WHAT NEEDS TO BE DONE: The answer must match the material word for word, with every line included.

PROVIDED DATA:
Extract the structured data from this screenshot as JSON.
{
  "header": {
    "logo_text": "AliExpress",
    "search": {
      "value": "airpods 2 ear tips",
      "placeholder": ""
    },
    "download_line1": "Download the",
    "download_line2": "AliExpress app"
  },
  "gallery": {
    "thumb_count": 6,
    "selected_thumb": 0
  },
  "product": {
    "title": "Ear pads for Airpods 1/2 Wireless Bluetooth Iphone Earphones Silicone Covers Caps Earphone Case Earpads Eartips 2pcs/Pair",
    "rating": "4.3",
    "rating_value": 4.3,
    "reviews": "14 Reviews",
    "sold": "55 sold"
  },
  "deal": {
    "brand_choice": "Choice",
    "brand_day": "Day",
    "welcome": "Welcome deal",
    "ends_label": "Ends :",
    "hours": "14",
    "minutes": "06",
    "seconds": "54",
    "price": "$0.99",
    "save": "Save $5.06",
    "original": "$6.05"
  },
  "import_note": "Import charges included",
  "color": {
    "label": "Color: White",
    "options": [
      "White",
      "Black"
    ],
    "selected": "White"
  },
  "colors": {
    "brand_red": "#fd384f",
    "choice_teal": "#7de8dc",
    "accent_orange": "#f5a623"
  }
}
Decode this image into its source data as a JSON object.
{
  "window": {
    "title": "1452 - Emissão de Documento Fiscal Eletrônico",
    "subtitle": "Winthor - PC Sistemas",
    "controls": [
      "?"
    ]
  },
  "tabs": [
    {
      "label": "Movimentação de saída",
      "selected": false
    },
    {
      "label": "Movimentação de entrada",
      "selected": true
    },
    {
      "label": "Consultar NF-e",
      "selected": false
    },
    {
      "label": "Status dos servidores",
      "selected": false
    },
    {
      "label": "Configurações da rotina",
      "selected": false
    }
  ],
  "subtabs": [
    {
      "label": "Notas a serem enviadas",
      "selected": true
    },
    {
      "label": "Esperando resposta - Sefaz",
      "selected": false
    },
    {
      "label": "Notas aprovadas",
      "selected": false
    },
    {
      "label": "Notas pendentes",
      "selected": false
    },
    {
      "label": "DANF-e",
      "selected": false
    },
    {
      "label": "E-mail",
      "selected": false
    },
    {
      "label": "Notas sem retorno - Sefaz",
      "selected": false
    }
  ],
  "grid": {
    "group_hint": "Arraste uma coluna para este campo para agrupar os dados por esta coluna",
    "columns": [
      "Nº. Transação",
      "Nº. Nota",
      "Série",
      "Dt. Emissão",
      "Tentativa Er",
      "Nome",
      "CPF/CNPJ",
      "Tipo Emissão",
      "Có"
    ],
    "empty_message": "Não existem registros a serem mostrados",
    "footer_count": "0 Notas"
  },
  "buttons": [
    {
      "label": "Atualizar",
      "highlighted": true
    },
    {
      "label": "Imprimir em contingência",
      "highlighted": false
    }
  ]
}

YOUR RESPONSE:
Extract the structured data from this screenshot as JSON.
{
  "header": {
    "logo_text": "AliExpress",
    "search": {
      "value": "airpods 2 ear tips",
      "placeholder": ""
    },
    "download_line1": "Download the",
    "download_line2": "AliExpress app"
  },
  "gallery": {
    "thumb_count": 6,
    "selected_thumb": 0
  },
  "product": {
    "title": "Ear pads for Airpods 1/2 Wireless Bluetooth Iphone Earphones Silicone Covers Caps Earphone Case Earpads Eartips 2pcs/Pair",
    "rating": "4.3",
    "rating_value": 4.3,
    "reviews": "14 Reviews",
    "sold": "55 sold"
  },
  "deal": {
    "brand_choice": "Choice",
    "brand_day": "Day",
    "welcome": "Welcome deal",
    "ends_label": "Ends :",
    "hours": "14",
    "minutes": "06",
    "seconds": "54",
    "price": "$0.99",
    "save": "Save $5.06",
    "original": "$6.05"
  },
  "import_note": "Import charges included",
  "color": {
    "label": "Color: White",
    "options": [
      "White",
      "Black"
    ],
    "selected": "White"
  },
  "colors": {
    "brand_red": "#fd384f",
    "choice_teal": "#7de8dc",
    "accent_orange": "#f5a623"
  }
}
Decode this image into its source data as a JSON object.
{
  "window": {
    "title": "1452 - Emissão de Documento Fiscal Eletrônico",
    "subtitle": "Winthor - PC Sistemas",
    "controls": [
      "?"
    ]
  },
  "tabs": [
    {
      "label": "Movimentação de saída",
      "selected": false
    },
    {
      "label": "Movimentação de entrada",
      "selected": true
    },
    {
      "label": "Consultar NF-e",
      "selected": false
    },
    {
      "label": "Status dos servidores",
      "selected": false
    },
    {
      "label": "Configurações da rotina",
      "selected": false
    }
  ],
  "subtabs": [
    {
      "label": "Notas a serem enviadas",
      "selected": true
    },
    {
      "label": "Esperando resposta - Sefaz",
      "selected": false
    },
    {
      "label": "Notas aprovadas",
      "selected": false
    },
    {
      "label": "Notas pendentes",
      "selected": false
    },
    {
      "label": "DANF-e",
      "selected": false
    },
    {
      "label": "E-mail",
      "selected": false
    },
    {
      "label": "Notas sem retorno - Sefaz",
      "selected": false
    }
  ],
  "grid": {
    "group_hint": "Arraste uma coluna para este campo para agrupar os dados por esta coluna",
    "columns": [
      "Nº. Transação",
      "Nº. Nota",
      "Série",
      "Dt. Emissão",
      "Tentativa Er",
      "Nome",
      "CPF/CNPJ",
      "Tipo Emissão",
      "Có"
    ],
    "empty_message": "Não existem registros a serem mostrados",
    "footer_count": "0 Notas"
  },
  "buttons": [
    {
      "label": "Atualizar",
      "highlighted": true
    },
    {
      "label": "Imprimir em contingência",
      "highlighted": false
    }
  ]
}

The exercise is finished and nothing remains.